- [What is being asked]: A word-for-word copy of every entry below is required; the images do not belong in it.

- [Excerpts from an interface dataset]:

========================

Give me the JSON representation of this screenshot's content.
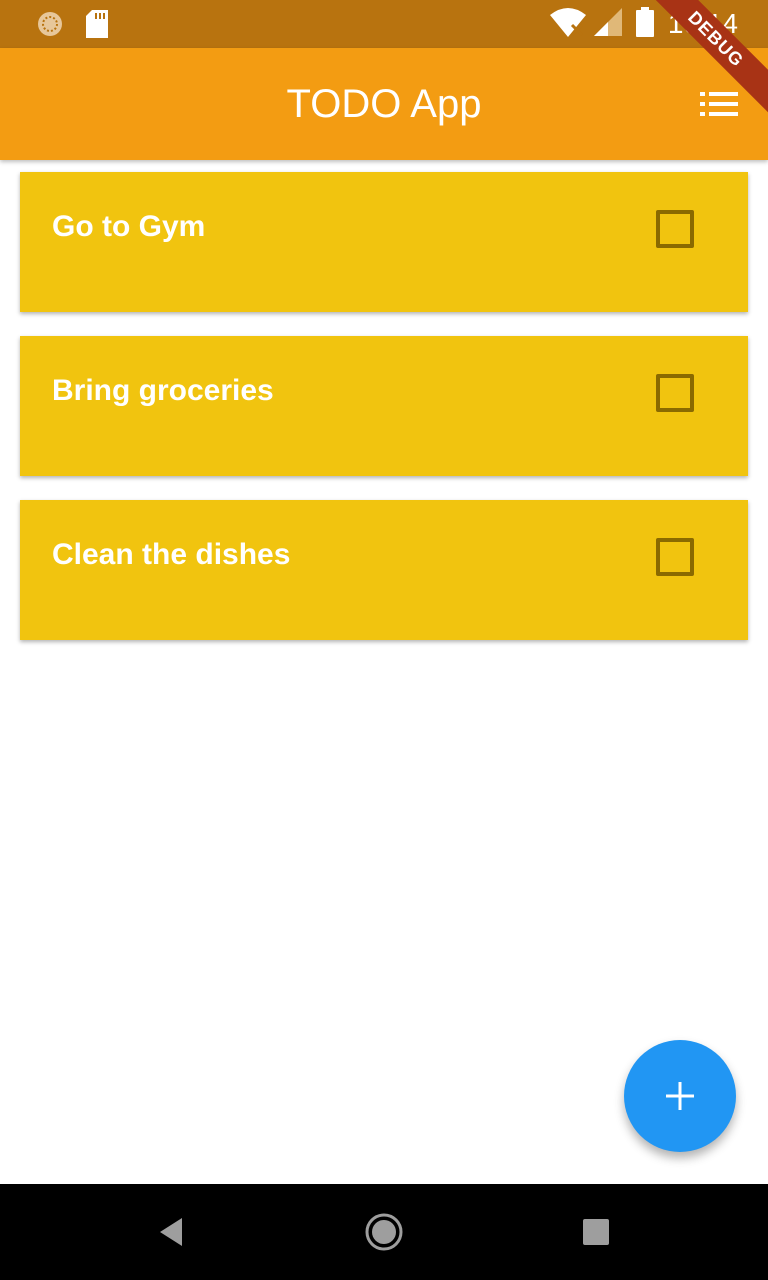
{
  "status_bar": {
    "time": "10:14",
    "icons": [
      "sync-icon",
      "sd-card-icon",
      "wifi-off-icon",
      "signal-icon",
      "battery-icon"
    ]
  },
  "app_bar": {
    "title": "TODO App",
    "menu_icon": "list-icon"
  },
  "debug_banner": "DEBUG",
  "todos": [
    {
      "title": "Go to Gym",
      "checked": false
    },
    {
      "title": "Bring groceries",
      "checked": false
    },
    {
      "title": "Clean the dishes",
      "checked": false
    }
  ],
  "fab": {
    "icon": "plus-icon"
  },
  "colors": {
    "status_bar": "#b8730f",
    "app_bar": "#f39c12",
    "card": "#f1c40f",
    "fab": "#2196f3",
    "debug": "#a83315"
  },
  "nav": {
    "icons": [
      "back-icon",
      "home-icon",
      "recents-icon"
    ]
  }
}
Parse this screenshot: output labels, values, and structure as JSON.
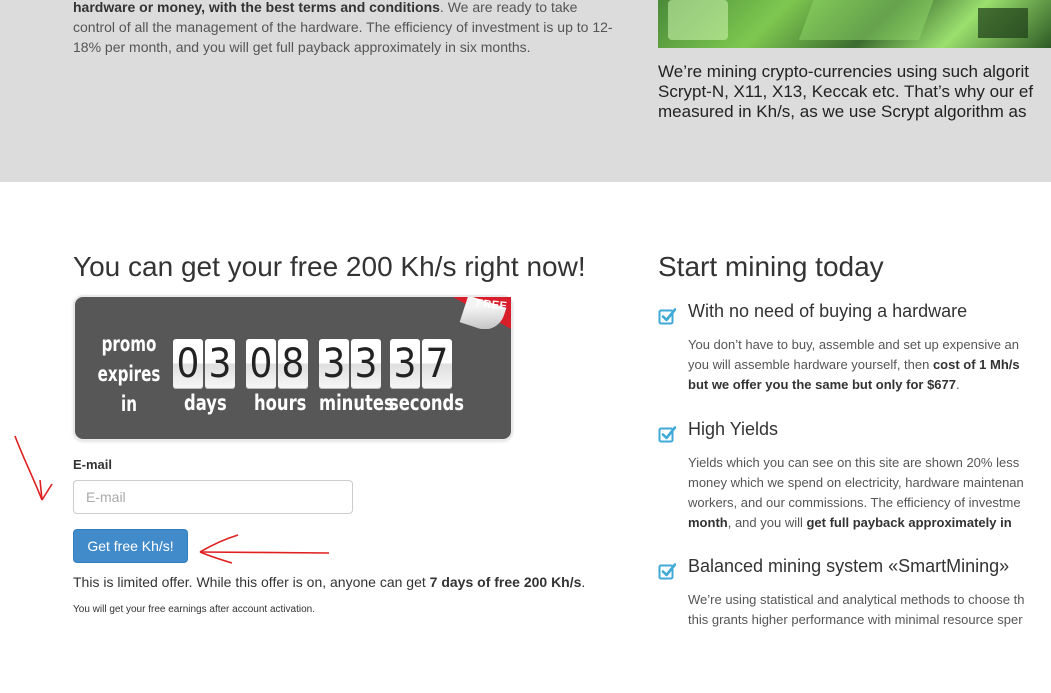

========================

- [The completed task]:
Give me the JSON representation of this screenshot's content.
{
  "status_bar": {
    "time": "10:14",
    "icons": [
      "sync-icon",
      "sd-card-icon",
      "wifi-off-icon",
      "signal-icon",
      "battery-icon"
    ]
  },
  "app_bar": {
    "title": "TODO App",
    "menu_icon": "list-icon"
  },
  "debug_banner": "DEBUG",
  "todos": [
    {
      "title": "Go to Gym",
      "checked": false
    },
    {
      "title": "Bring groceries",
      "checked": false
    },
    {
      "title": "Clean the dishes",
      "checked": false
    }
  ],
  "fab": {
    "icon": "plus-icon"
  },
  "colors": {
    "status_bar": "#b8730f",
    "app_bar": "#f39c12",
    "card": "#f1c40f",
    "fab": "#2196f3",
    "debug": "#a83315"
  },
  "nav": {
    "icons": [
      "back-icon",
      "home-icon",
      "recents-icon"
    ]
  }
}
Parse this screenshot: output labels, values, and structure as JSON.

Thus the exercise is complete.